A significant driver of fragility where transportation solutions can be critical is climate change. The Haiti Rural Accessibility and Resilience project is financing the rehabilitation of critical segments of the rural road network, making the primary and secondary roads more resilient to climate change and extreme weather events. The improved roads will increase access to local markets and health centers for 350,000 people, thus reducing interruptions of economic activity after disasters. This particularly benefits vulnerable communities, including women traders who need to travel extensively for their livelihoods.

These are some examples of how the WBG is engaging in fragile situations in the transport sector, bringing a development approach to tackling FCV challenges.  The overall institutional approach has four key pillars: prevention of conflict by addressing its root causes and drivers like climate change or economic and social exclusion; staying engaged in conflict situations to preserve human capital and key institutions; helping countries transition out of conflict and fragility towards stability and development; and supporting both refugees and host communities when the challenges of forced displacement spill over across borders.

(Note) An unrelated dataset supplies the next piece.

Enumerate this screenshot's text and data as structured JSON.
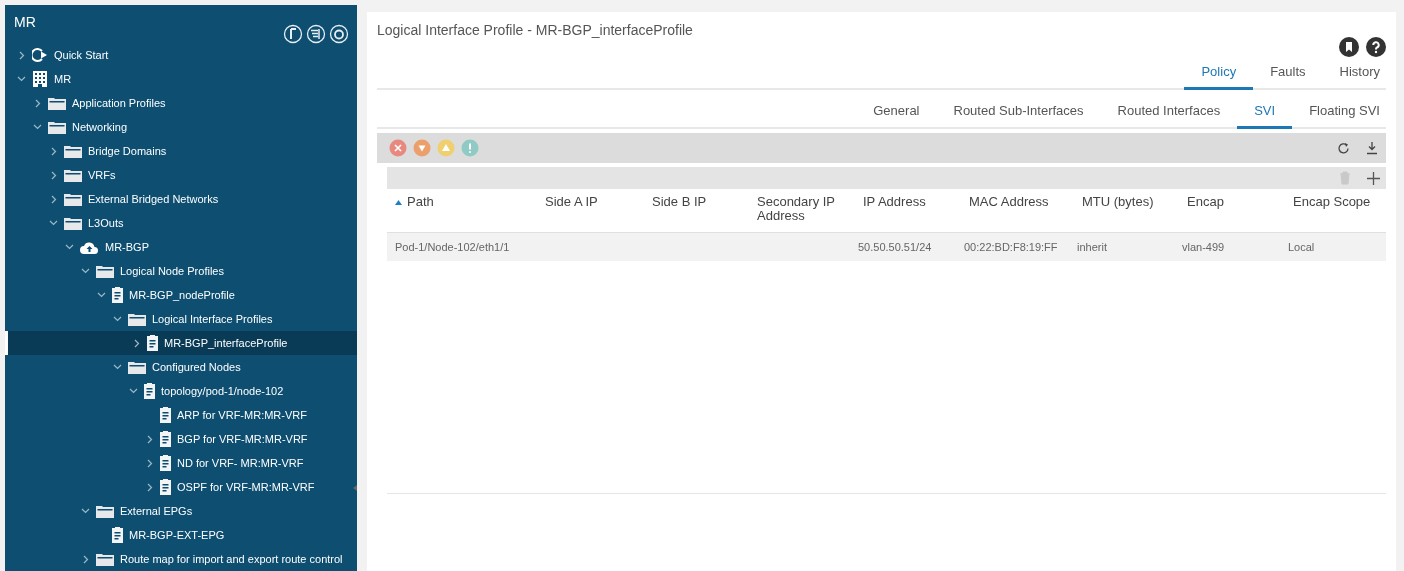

Along with key operational shifts to increase institutional impact at the country level, these approaches are being systematized through the first WBG strategy on FCV which is currently being developed. The first phase of consultations into the concept note of the strategy brought strong engagement and interest from external stakeholders -- over 1,700 individuals in 88 countries and territories weighed in, through face to face meetings, an online questionnaire, by email and through social media. All this feedback is being incorporated into the draft FCV strategy, which will help bring a comprehensive institutional approach to support vulnerable communities in FCV-impacted countries.

Well-designed and implemented transport projects can help address some of the root causes of fragility and help build the foundations for stability and long-term inclusive growth , reducing the toll that fragility and conflict exacts on countries, communities and individuals.


Guangzhe Chen

Global Director for Transport and Regional Director for Infrastructure in South Asia, World Bank

Franck Bousquet

Senior Director of the World Bank Fragility, Conflict, & Violence Group

Join the Conversation

Eric Gore Dulume
January 31, 2020

I am a Civil Engineer from Papua New Guinea, and have worked with the ADB implementation unit for Road Projects and have worked with experience FCV.
Bieng a local, I understand better the culture and mindset of my people and handle some critical cases well.
Now the misconception about FCV in third world countries especially in Africa and Afghanistan for that matter, is they are similar to us Papua New Guineans, we have a great sense of culture, we have traditional/ tribal leaders. To get major infrastructure projects into possible FCV areas it's best to get the community involvement. I have a few more ideas on my strategy but I'll sum it up for now.

Muhammad Ramzan
January 31, 2020

Your are right, but as my personal thing that education and basic health role is better then transportation, because any but have not basic educated or have not by heath is fit, so what is role is transportation in there life.

Musa kamara
January 31, 2020

Very interesting conversion

Dr. Naval Kumar verma
January 31, 2020

High impact projects to study safe and affordable transportation is most important subject,in individual country studies can guide us to develop future programs.